Referring now to FIG. 8, this view shows another position in which the lock may hang-up during a coupling operation. In this position, contact occurs at a and at b, but not at c. However, in either the FIG. 7 or FIG. 8 positions the lock has failed to drop to its locking position relative to the knuckle.
The improved lock embodying the invention is formed with a bevelled flat rear surface 64 of substantial length on the rear side of the lock extending from the lower edge of vertical surface 48 downwardly and forwardly to the bottom of lock body 24 and being in opposed relation to lug 44. Surface 64 as thus arranged on the lock avoids the hang-up of the lock as shown in FIGS. 7 and 8. Referring to FIG. 9 which shows the improved lock in the same relative position in the coupler head as the lock in FIG. 8, it will be seen that a substantial clearance as at "f" exists between bevelled surface 64 and lug 44. Thus, the contact as at a in FIG. 8 has been completely avoided. Since the only contact now existing between the lock and the coupler head is between lug 54 and rib 50, the lock is, therefore, free to drop toward locking position. FIG. 10 shows the lock after it has dropped substantially further toward locking position, with surface 64 sliding along the rounded upper corner 44a of lug 44. This sliding continues until the lock drops to its locking position as shown in FIG. 1.

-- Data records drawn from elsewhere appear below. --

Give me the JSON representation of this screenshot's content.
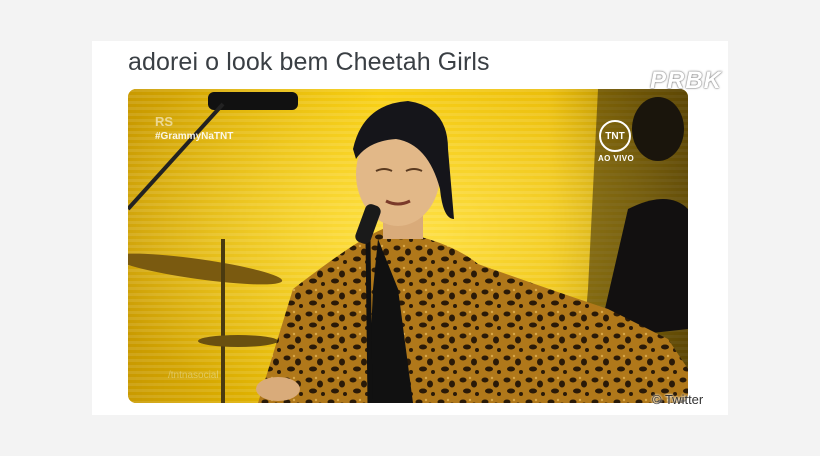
{
  "tweet": {
    "text": "adorei o look bem Cheetah Girls"
  },
  "media": {
    "broadcast": {
      "hashtag": "#GrammyNaTNT",
      "rs_logo": "RS",
      "channel_logo": "TNT",
      "live_label": "AO VIVO",
      "social_handle": "/tntnasocial"
    }
  },
  "watermark": "PRBK",
  "credit": "© Twitter",
  "colors": {
    "page_bg": "#f3f3f3",
    "card_bg": "#ffffff",
    "stage_yellow": "#f2c400",
    "text": "#3a3f44"
  }
}
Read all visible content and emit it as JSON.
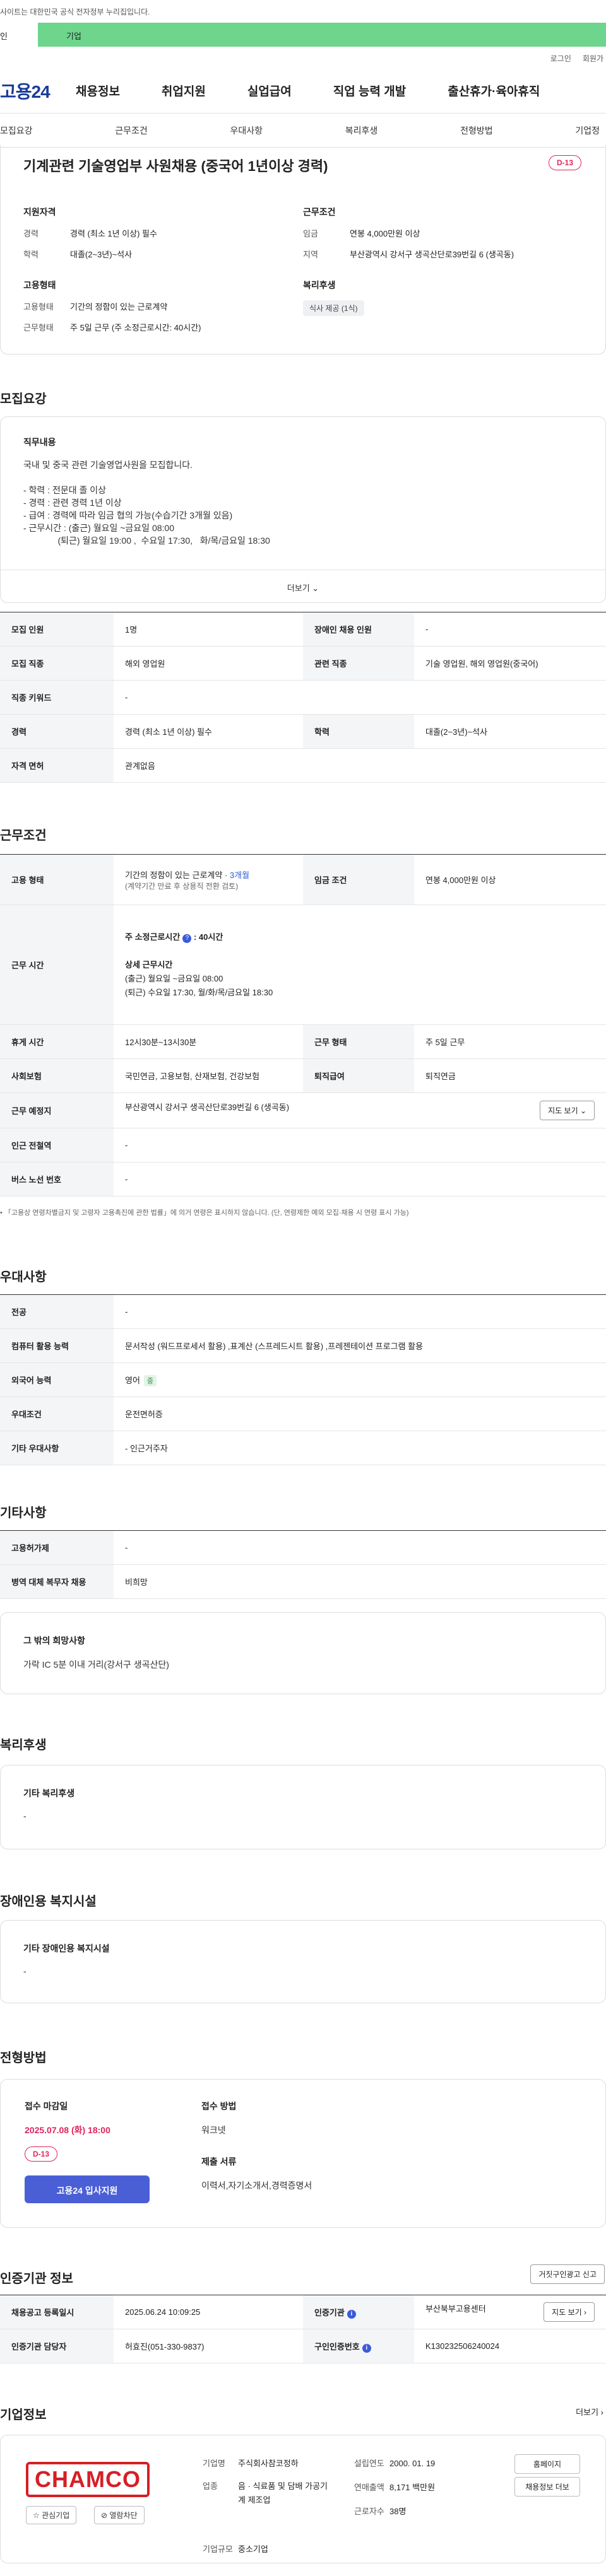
{
  "gov_notice": "사이트는 대한민국 공식 전자정부 누리집입니다.",
  "site_tabs": [
    "인",
    "기업"
  ],
  "util_links": [
    "로그인",
    "회원가"
  ],
  "logo": "고용24",
  "gnb": [
    "채용정보",
    "취업지원",
    "실업급여",
    "직업 능력 개발",
    "출산휴가·육아휴직"
  ],
  "subnav": [
    "모집요강",
    "근무조건",
    "우대사항",
    "복리후생",
    "전형방법",
    "기업정"
  ],
  "summary": {
    "title": "기계관련 기술영업부 사원채용 (중국어 1년이상 경력)",
    "dday": "D-13",
    "qual_h": "지원자격",
    "career_k": "경력",
    "career_v": "경력 (최소 1년 이상) 필수",
    "edu_k": "학력",
    "edu_v": "대졸(2~3년)~석사",
    "work_h": "근무조건",
    "wage_k": "임금",
    "wage_v": "연봉 4,000만원 이상",
    "region_k": "지역",
    "region_v": "부산광역시 강서구 생곡산단로39번길 6 (생곡동)",
    "emp_h": "고용형태",
    "type_k": "고용형태",
    "type_v": "기간의 정함이 있는 근로계약",
    "hours_k": "근무형태",
    "hours_v": "주 5일 근무 (주 소정근로시간: 40시간)",
    "welfare_h": "복리후생",
    "welfare_chip": "식사 제공 (1식)"
  },
  "sections": {
    "recruit": "모집요강",
    "work": "근무조건",
    "pref": "우대사항",
    "etc": "기타사항",
    "welfare": "복리후생",
    "disabled": "장애인용 복지시설",
    "apply": "전형방법",
    "agency": "인증기관 정보",
    "company": "기업정보"
  },
  "job": {
    "h": "직무내용",
    "body": "국내 및 중국 관련 기술영업사원을 모집합니다.\n\n- 학력 : 전문대 졸 이상\n- 경력 : 관련 경력 1년 이상\n- 급여 : 경력에 따라 임금 협의 가능(수습기간 3개월 있음)\n- 근무시간 : (출근) 월요일 ~금요일 08:00\n              (퇴근) 월요일 19:00 ,  수요일 17:30,   화/목/금요일 18:30",
    "more": "더보기 ⌄"
  },
  "recruit_table": {
    "count_k": "모집 인원",
    "count_v": "1명",
    "dis_k": "장애인 채용 인원",
    "dis_v": "-",
    "job_k": "모집 직종",
    "job_v": "해외 영업원",
    "rel_k": "관련 직종",
    "rel_v": "기술 영업원, 해외 영업원(중국어)",
    "kw_k": "직종 키워드",
    "kw_v": "-",
    "car_k": "경력",
    "car_v": "경력 (최소 1년 이상) 필수",
    "edu_k": "학력",
    "edu_v": "대졸(2~3년)~석사",
    "lic_k": "자격 면허",
    "lic_v": "관계없음"
  },
  "work_table": {
    "type_k": "고용 형태",
    "type_v1": "기간의 정함이 있는 근로계약 · ",
    "type_v1b": "3개월",
    "type_v2": "(계약기간 만료 후 상용직 전환 검토)",
    "wage_k": "임금 조건",
    "wage_v": "연봉 4,000만원 이상",
    "time_k": "근무 시간",
    "time_h1": "주 소정근로시간",
    "time_q": "?",
    "time_h1b": ": 40시간",
    "time_h2": "상세 근무시간",
    "time_l1": "(출근) 월요일 ~금요일 08:00",
    "time_l2": "(퇴근) 수요일 17:30,   월/화/목/금요일 18:30",
    "rest_k": "휴게 시간",
    "rest_v": "12시30분~13시30분",
    "form_k": "근무 형태",
    "form_v": "주 5일 근무",
    "ins_k": "사회보험",
    "ins_v": "국민연금, 고용보험, 산재보험, 건강보험",
    "ret_k": "퇴직급여",
    "ret_v": "퇴직연금",
    "loc_k": "근무 예정지",
    "loc_v": "부산광역시 강서구 생곡산단로39번길 6 (생곡동)",
    "map_btn": "지도 보기 ⌄",
    "sub_k": "인근 전철역",
    "sub_v": "-",
    "bus_k": "버스 노선 번호",
    "bus_v": "-"
  },
  "work_note": "• 「고용상 연령차별금지 및 고령자 고용촉진에 관한 법률」에 의거 연령은 표시하지 않습니다. (단, 연령제한 예외 모집·채용 시 연령 표시 가능)",
  "pref_table": {
    "major_k": "전공",
    "major_v": "-",
    "pc_k": "컴퓨터 활용 능력",
    "pc_v": "문서작성 (워드프로세서 활용) ,표계산 (스프레드시트 활용) ,프레젠테이션 프로그램 활용",
    "lang_k": "외국어 능력",
    "lang_v": "영어",
    "lang_badge": "중",
    "pref_k": "우대조건",
    "pref_v": "운전면허증",
    "etc_k": "기타 우대사항",
    "etc_v": "- 인근거주자"
  },
  "etc_table": {
    "rehire_k": "고용허가제",
    "rehire_v": "-",
    "mil_k": "병역 대체 복무자 채용",
    "mil_v": "비희망"
  },
  "etc_box": {
    "h": "그 밖의 희망사항",
    "v": "가락 IC 5분 이내 거리(강서구 생곡산단)"
  },
  "welfare_box": {
    "h": "기타 복리후생",
    "v": "-"
  },
  "disabled_box": {
    "h": "기타 장애인용 복지시설",
    "v": "-"
  },
  "apply": {
    "deadline_h": "접수 마감일",
    "deadline_v": "2025.07.08 (화) 18:00",
    "dday": "D-13",
    "btn": "고용24 입사지원",
    "method_h": "접수 방법",
    "method_v": "워크넷",
    "docs_h": "제출 서류",
    "docs_v": "이력서,자기소개서,경력증명서"
  },
  "agency": {
    "report_btn": "거짓구인광고 신고",
    "reg_k": "채용공고 등록일시",
    "reg_v": "2025.06.24 10:09:25",
    "org_k": "인증기관",
    "org_v": "부산북부고용센터",
    "map_btn": "지도 보기 ›",
    "mgr_k": "인증기관 담당자",
    "mgr_v": "허효진(051-330-9837)",
    "id_k": "구인인증번호",
    "id_v": "K130232506240024"
  },
  "company": {
    "more": "더보기 ›",
    "logo_text": "CHAMCO",
    "fav": "☆ 관심기업",
    "block": "⊘ 열람차단",
    "name_k": "기업명",
    "name_v": "주식회사참코정하",
    "biz_k": "업종",
    "biz_v": "음 · 식료품 및 담배 가공기계 제조업",
    "size_k": "기업규모",
    "size_v": "중소기업",
    "est_k": "설립연도",
    "est_v": "2000. 01. 19",
    "rev_k": "연매출액",
    "rev_v": "8,171 백만원",
    "emp_k": "근로자수",
    "emp_v": "38명",
    "home_btn": "홈페이지",
    "jobs_btn": "채용정보 더보"
  }
}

Referring particularly to FIG. 4 which shows the details of the arrangement of bevelled surface 64, it will be noted that this surface makes an angle of about 28° with vertical surface 48. This slope will avoid hang-up of the lock as it drops to locking position upon closing of the knuckle. Also, it will be observed that bevelled surface 64 at its upper end commences at the intersection of vertical surface 48 with the horizontal plane containing the longitudinal centerline of the coupler as at "g". Surface 64 is approximately 1-3/4 inches in length and its lower end intersects shoulder 56 at about 13/16 inches forwardly of vertical surface 48. Moreover, bevelled surface 64 is at least about 2-1/2 times the length of vertical surface 48.
While surface 64 has been shown as being flat, it will be appreciated that this surface if curved slightly, either convexly or concavely along a radius of at least about 6 inches or larger, will be satisfactory in avoiding the hang-up of the lock as shown in FIGS. 7 and 8.
While in FIG. 7 it appears that lower rear corner portion 70 of the lock rests on lug 44, this is not the case. Portion 70 is on the opposite side of the lock from shoulder 56, as is clear from FIGS. 3 and 6. It will be understood that lug 44 extends inwardly from sidewall 46 of the coupler head a small distance so that it overlaps only surfaces 48 and 64. The inward extent of lug 44 may be seen in FIGS. 5 and 11.
The invention has been shown applied to a standard E coupler but it will be understood that the benefits of the improved lock will also be obtained if it is used in other similar knuckle type couplers.